The summit of Kahuauli is home to a unique cloud forest dominated by ohia lehua trees (Metrosideros polymorpha) covered with a profuse growth of mosses and ferns. The summit of Kahuauli is often covered in clouds — during my previous 6 hikes to the top of Kahuauli, the summit was enveloped in a thick mist.
While other peaks along the Koolau Mountains have cloud forests as well, the forest at Kahuauli is one of the best examples of moss covered ohia trees. The trees at Kahuauli are considerably larger are more profusely covered with mosses and epiphytic ferns than at most other localities along the Koolau Summit.
When we reached the very top of Kahuauli, we were treated to panoramic views of windward Oahu. Well over 2,000 feet below we could see the curve of H-3 and Likelike Highways with Kaneohe Bay and Mokapu Peninsula on the coast. We could also see lush green Hoomaluhia Botanical Garden with its man-made reservoir and the windward landmark of Mount Olomana far in the distance.

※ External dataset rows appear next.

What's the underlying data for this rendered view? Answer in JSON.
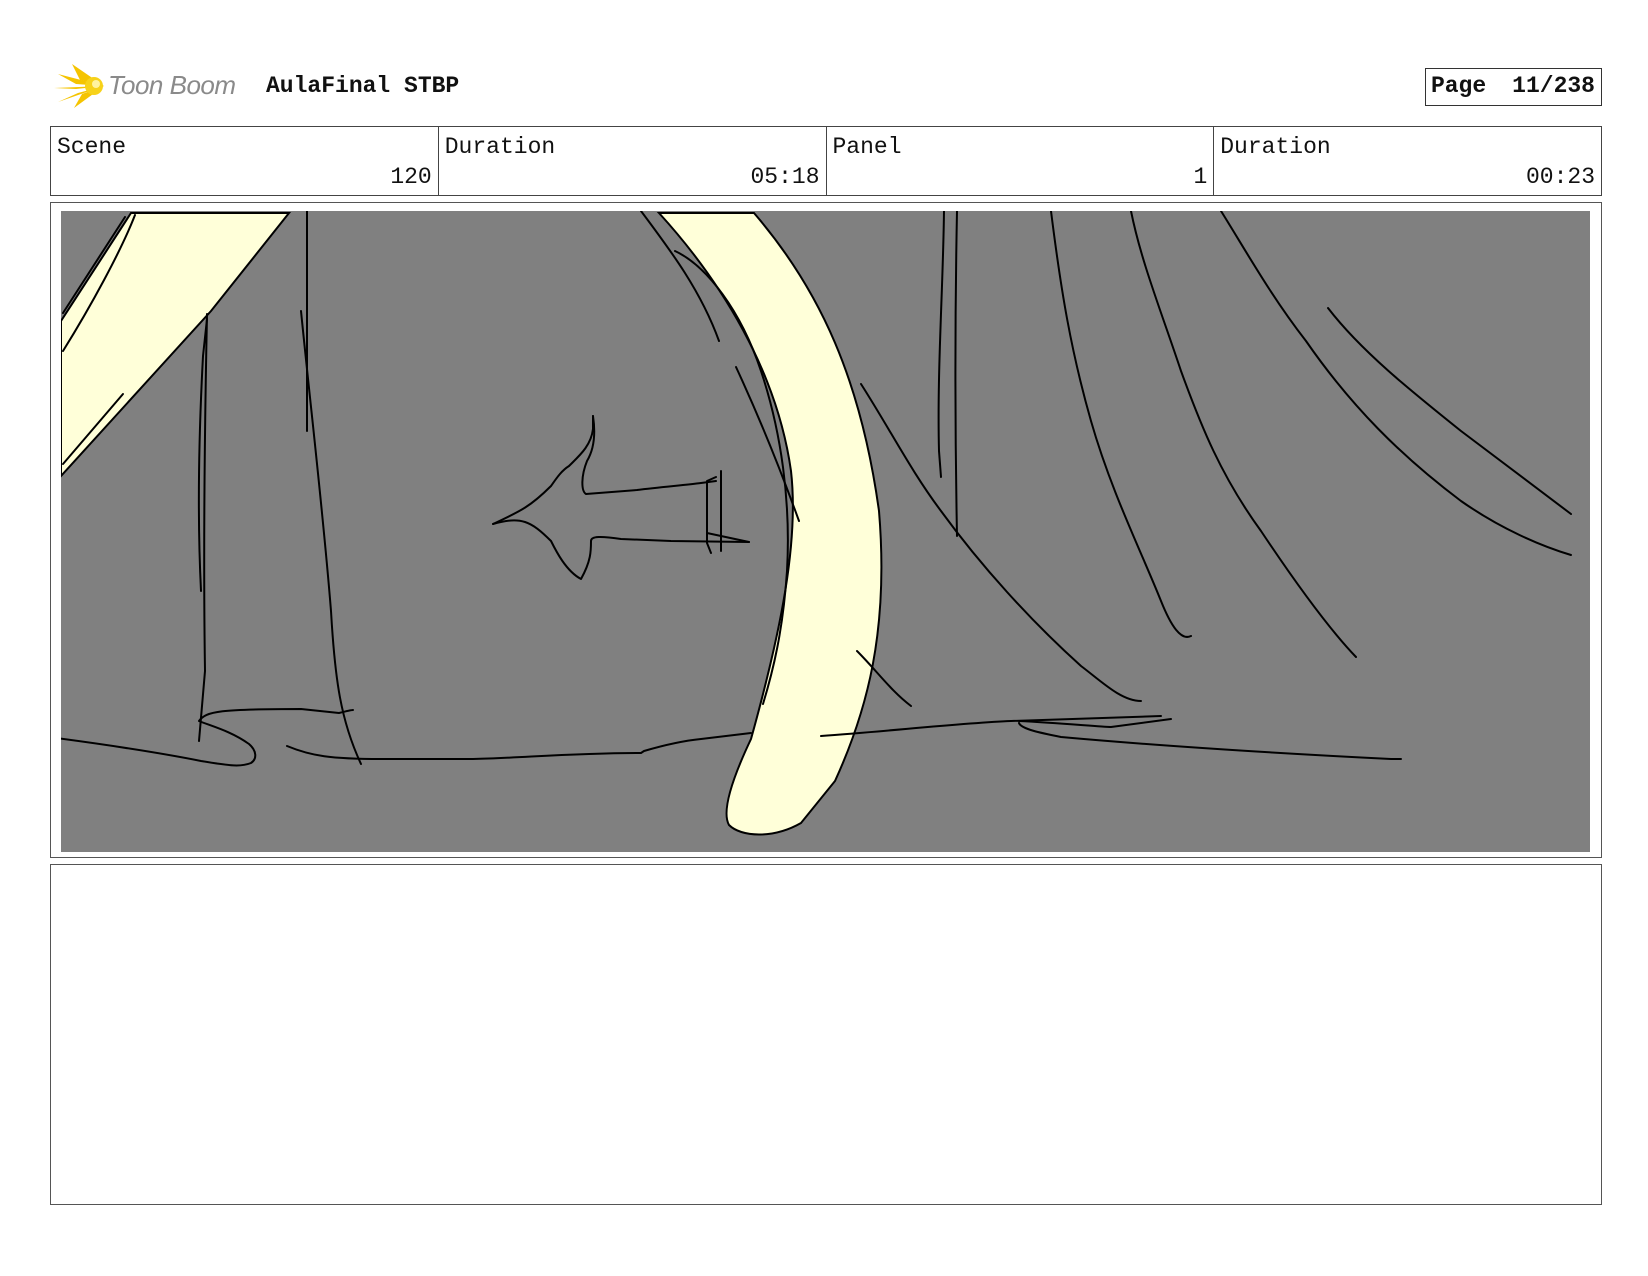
{
  "header": {
    "brand": "Toon Boom",
    "project_title": "AulaFinal STBP",
    "page_label": "Page",
    "page_value": "11/238"
  },
  "info": {
    "scene_label": "Scene",
    "scene_value": "120",
    "scene_duration_label": "Duration",
    "scene_duration_value": "05:18",
    "panel_label": "Panel",
    "panel_value": "1",
    "panel_duration_label": "Duration",
    "panel_duration_value": "00:23"
  },
  "panel": {
    "background_color": "#808080",
    "highlight_color": "#FFFFD9",
    "line_color": "#000000"
  },
  "notes": {
    "text": ""
  }
}
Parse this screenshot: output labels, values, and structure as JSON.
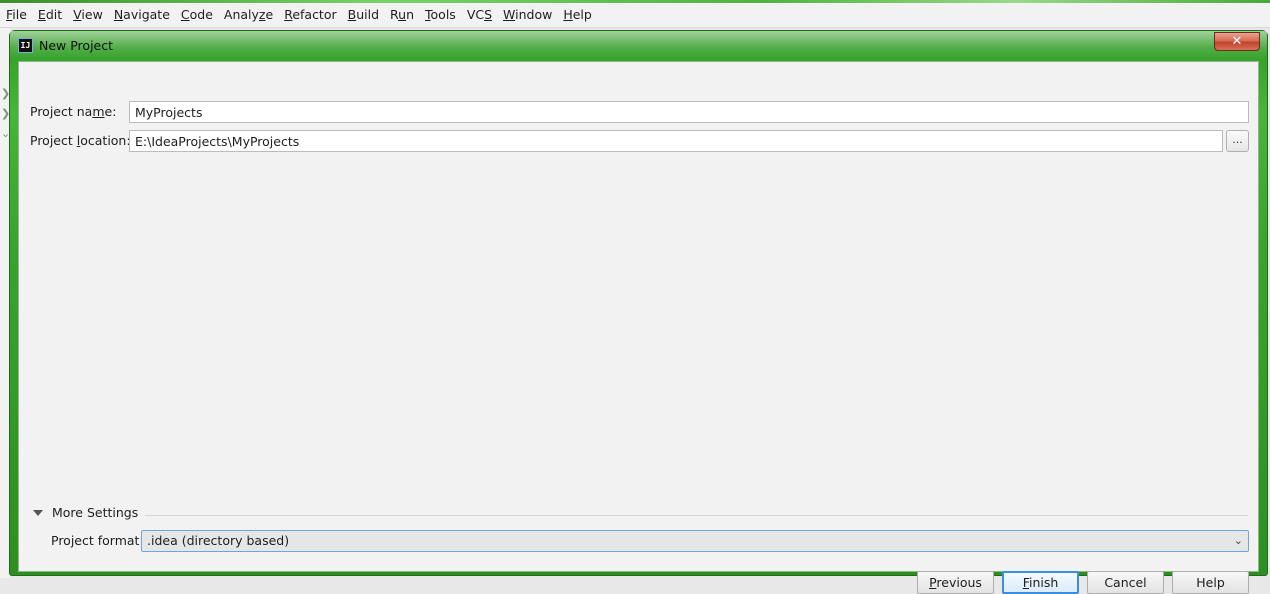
{
  "menubar": {
    "items": [
      {
        "mn": "F",
        "rest": "ile"
      },
      {
        "mn": "E",
        "rest": "dit"
      },
      {
        "mn": "V",
        "rest": "iew"
      },
      {
        "mn": "N",
        "rest": "avigate"
      },
      {
        "mn": "C",
        "rest": "ode"
      },
      {
        "pre": "Analy",
        "mn": "z",
        "rest": "e"
      },
      {
        "mn": "R",
        "rest": "efactor"
      },
      {
        "mn": "B",
        "rest": "uild"
      },
      {
        "pre": "R",
        "mn": "u",
        "rest": "n"
      },
      {
        "mn": "T",
        "rest": "ools"
      },
      {
        "pre": "VC",
        "mn": "S",
        "rest": ""
      },
      {
        "mn": "W",
        "rest": "indow"
      },
      {
        "mn": "H",
        "rest": "elp"
      }
    ]
  },
  "ide_strip": {
    "marks": [
      "❯",
      "❯",
      "⌄"
    ]
  },
  "dialog": {
    "title": "New Project",
    "icon_text": "IJ",
    "close_glyph": "✕",
    "project_name": {
      "label_pre": "Project na",
      "label_mn": "m",
      "label_post": "e:",
      "value": "MyProjects"
    },
    "project_location": {
      "label_pre": "Project ",
      "label_mn": "l",
      "label_post": "ocation:",
      "value": "E:\\IdeaProjects\\MyProjects",
      "browse_label": "..."
    },
    "more_settings": {
      "label": "More Settings"
    },
    "project_format": {
      "label": "Project format:",
      "value": ".idea (directory based)",
      "arrow": "⌄"
    },
    "buttons": {
      "previous": {
        "mn": "P",
        "rest": "revious"
      },
      "finish": {
        "mn": "F",
        "rest": "inish"
      },
      "cancel": "Cancel",
      "help": "Help"
    }
  },
  "colors": {
    "accent_blue": "#3a8ee0",
    "frame_green": "#3aa32e",
    "dialog_bg": "#f2f2f2"
  }
}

Our plan was to turn west (left) along the Koolau Summit Ridge to Tripler Ridge and then to drop down into Moanalua Valley by way of Moanalua Middle Ridge. As we made our way along the very edge of the Koolau Mountains, low hanging clouds hovered just above and sometimes shrouded the very tops of the peaks.
When we reached Tripler Ridge, we came across one of several electrical towers that transport electricity to the windward side of the island. As we made our way along the edge, we were thrilled to stumble on a rare find.
Growing right along the edge was a rare endemic plant — Lobelia hypoleuca — in bloom with blue flowers! While the plant can attain a height of 10 feet, this plant was much smaller. With the flower stalk, the plant was no more than 3 feet high. One of the distinctive features of the plant is that the underside of its leaves are white. Lobelia hypoleuca is not on the endangered list but is by no means common.
The stalk is timed to flower over a period of several weeks with a new handful of flowers opening every few days starting from the bottom and working its way up the stalk. We were lucky to find it when it had just started to bloom. The flowers attracted a predatory insect that waited on the underside of a flower waiting for something to land. We also saw a small drosophila fly that wandered about the flowers.
Although there was only one flower stalk on this plant, Lobelia hypoleuca can produce multiple flower stalks. This rare lobelia also grows on Kauai and there is considerable variation in the color and form of the flowers.
After admiring the flowers for quite some time, we continued along the summit ridge until we reached Moanalua Middle Ridge where we dropped down into Moanalua Valley. As we descended into Moanalua Valley we reflected on our fun-filled trek along the very edge of the Koolau Mountains and our great fortune seeing Lobelia hypoleuca in bloom. What a great hike!
A monographic study of the Hawaiian species of the tribe Lobelioideae family, By Joseph Francis Charles Rock, Bernice Pauahi Bishop Museum of Ethnology and Natural History, 1919
Hawaiian Lobelioids, Wikipedia
Native Hawaiian Plants, Department of Botany, University of Hawaii